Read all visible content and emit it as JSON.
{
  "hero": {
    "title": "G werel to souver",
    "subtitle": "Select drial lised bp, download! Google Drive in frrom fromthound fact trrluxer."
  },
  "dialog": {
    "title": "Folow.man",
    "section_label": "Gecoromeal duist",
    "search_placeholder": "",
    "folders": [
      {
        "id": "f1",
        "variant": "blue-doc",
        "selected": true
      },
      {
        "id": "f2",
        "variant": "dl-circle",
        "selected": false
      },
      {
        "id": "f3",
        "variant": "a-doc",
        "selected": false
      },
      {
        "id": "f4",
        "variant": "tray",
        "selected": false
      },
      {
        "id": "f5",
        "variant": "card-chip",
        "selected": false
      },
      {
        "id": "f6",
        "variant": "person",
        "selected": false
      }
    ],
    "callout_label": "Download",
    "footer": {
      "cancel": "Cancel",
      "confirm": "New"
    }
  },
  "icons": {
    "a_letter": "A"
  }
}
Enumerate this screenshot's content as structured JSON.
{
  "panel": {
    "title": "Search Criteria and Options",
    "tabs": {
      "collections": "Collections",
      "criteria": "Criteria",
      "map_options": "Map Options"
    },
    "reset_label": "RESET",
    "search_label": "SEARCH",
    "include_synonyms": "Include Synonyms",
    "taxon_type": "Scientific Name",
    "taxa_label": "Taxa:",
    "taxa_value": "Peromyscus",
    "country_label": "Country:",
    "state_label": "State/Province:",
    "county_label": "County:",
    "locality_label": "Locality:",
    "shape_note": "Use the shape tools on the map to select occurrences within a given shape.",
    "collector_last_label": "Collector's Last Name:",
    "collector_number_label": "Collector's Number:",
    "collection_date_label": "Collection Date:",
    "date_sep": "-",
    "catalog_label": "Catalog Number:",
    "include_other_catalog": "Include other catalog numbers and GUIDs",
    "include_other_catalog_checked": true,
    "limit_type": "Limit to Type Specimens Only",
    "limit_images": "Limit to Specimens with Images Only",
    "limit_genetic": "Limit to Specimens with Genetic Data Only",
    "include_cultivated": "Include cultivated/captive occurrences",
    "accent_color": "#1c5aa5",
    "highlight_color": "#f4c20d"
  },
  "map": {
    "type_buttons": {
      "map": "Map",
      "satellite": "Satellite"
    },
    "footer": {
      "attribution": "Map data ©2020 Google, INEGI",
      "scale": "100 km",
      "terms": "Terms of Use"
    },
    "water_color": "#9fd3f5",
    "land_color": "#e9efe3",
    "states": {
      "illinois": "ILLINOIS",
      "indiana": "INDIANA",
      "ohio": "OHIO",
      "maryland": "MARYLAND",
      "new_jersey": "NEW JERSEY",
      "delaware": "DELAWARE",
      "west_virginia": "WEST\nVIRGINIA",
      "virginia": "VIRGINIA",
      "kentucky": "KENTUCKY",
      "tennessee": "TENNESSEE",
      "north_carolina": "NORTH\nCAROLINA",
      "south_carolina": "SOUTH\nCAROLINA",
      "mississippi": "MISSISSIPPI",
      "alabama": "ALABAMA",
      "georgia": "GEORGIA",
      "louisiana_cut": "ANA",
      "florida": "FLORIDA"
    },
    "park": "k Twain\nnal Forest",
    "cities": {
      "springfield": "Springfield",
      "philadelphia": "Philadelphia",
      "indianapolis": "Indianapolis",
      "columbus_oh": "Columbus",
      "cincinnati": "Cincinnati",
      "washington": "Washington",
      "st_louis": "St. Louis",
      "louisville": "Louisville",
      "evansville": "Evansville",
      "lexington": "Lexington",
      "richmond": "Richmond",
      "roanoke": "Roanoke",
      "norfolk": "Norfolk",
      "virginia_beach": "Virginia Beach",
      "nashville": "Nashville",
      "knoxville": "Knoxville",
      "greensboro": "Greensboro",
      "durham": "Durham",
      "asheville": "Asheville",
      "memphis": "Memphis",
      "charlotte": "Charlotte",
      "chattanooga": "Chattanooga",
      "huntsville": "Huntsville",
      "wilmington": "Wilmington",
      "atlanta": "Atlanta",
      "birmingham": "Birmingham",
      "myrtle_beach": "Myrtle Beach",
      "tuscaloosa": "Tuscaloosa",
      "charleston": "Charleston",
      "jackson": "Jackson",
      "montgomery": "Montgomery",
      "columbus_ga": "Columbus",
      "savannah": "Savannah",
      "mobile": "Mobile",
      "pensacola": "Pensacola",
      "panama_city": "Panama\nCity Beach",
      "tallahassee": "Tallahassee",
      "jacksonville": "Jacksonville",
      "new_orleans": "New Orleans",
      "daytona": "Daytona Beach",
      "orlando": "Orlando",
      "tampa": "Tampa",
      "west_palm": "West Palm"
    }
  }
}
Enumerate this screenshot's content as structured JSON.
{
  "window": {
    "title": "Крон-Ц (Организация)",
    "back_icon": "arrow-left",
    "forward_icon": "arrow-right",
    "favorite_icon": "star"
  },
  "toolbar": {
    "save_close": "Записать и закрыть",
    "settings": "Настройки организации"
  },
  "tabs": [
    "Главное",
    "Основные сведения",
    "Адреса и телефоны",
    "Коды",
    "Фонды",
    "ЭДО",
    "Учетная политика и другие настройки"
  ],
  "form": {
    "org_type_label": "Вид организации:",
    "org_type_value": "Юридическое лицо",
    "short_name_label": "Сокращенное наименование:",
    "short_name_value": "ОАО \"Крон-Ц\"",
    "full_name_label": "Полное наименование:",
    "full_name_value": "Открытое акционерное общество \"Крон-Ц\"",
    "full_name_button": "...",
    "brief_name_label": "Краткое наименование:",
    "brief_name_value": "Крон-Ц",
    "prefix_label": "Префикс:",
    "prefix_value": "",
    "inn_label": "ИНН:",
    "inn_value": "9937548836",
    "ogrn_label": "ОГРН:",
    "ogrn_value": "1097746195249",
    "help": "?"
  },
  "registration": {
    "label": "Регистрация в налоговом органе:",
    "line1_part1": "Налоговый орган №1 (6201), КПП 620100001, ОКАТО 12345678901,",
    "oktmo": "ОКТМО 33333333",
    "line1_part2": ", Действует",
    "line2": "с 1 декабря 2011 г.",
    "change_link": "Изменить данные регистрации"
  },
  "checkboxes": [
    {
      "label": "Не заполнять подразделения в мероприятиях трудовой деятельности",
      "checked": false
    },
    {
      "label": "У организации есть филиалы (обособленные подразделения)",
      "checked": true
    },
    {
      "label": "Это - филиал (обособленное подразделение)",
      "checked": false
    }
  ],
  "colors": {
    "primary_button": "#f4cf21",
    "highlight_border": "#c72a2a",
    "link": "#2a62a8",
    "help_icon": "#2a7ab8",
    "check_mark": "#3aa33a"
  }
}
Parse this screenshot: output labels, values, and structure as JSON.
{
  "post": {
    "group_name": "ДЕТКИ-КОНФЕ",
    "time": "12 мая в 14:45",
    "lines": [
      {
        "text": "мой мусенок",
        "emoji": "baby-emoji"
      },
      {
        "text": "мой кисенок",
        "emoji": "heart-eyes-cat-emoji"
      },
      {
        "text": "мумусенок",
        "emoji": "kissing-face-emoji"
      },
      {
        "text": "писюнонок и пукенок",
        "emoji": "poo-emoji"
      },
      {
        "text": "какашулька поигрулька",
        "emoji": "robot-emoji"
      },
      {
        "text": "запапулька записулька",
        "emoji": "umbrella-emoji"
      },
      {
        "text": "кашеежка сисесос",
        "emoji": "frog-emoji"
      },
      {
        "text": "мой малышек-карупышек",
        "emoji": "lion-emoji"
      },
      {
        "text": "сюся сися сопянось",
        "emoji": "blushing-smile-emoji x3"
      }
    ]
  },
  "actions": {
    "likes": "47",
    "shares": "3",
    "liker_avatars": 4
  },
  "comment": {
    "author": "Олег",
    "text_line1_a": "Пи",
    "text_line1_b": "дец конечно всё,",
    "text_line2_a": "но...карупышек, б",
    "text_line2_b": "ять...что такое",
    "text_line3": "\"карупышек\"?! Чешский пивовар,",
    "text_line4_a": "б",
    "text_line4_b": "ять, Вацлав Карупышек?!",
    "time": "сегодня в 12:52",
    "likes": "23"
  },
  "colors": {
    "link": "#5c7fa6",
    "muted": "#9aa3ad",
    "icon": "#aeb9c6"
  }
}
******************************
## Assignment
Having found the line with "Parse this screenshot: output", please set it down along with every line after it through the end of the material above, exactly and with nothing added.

## Reply
Parse this screenshot: output labels, values, and structure as JSON.
{
  "post": {
    "group_name": "ДЕТКИ-КОНФЕ",
    "time": "12 мая в 14:45",
    "lines": [
      {
        "text": "мой мусенок",
        "emoji": "baby-emoji"
      },
      {
        "text": "мой кисенок",
        "emoji": "heart-eyes-cat-emoji"
      },
      {
        "text": "мумусенок",
        "emoji": "kissing-face-emoji"
      },
      {
        "text": "писюнонок и пукенок",
        "emoji": "poo-emoji"
      },
      {
        "text": "какашулька поигрулька",
        "emoji": "robot-emoji"
      },
      {
        "text": "запапулька записулька",
        "emoji": "umbrella-emoji"
      },
      {
        "text": "кашеежка сисесос",
        "emoji": "frog-emoji"
      },
      {
        "text": "мой малышек-карупышек",
        "emoji": "lion-emoji"
      },
      {
        "text": "сюся сися сопянось",
        "emoji": "blushing-smile-emoji x3"
      }
    ]
  },
  "actions": {
    "likes": "47",
    "shares": "3",
    "liker_avatars": 4
  },
  "comment": {
    "author": "Олег",
    "text_line1_a": "Пи",
    "text_line1_b": "дец конечно всё,",
    "text_line2_a": "но...карупышек, б",
    "text_line2_b": "ять...что такое",
    "text_line3": "\"карупышек\"?! Чешский пивовар,",
    "text_line4_a": "б",
    "text_line4_b": "ять, Вацлав Карупышек?!",
    "time": "сегодня в 12:52",
    "likes": "23"
  },
  "colors": {
    "link": "#5c7fa6",
    "muted": "#9aa3ad",
    "icon": "#aeb9c6"
  }
}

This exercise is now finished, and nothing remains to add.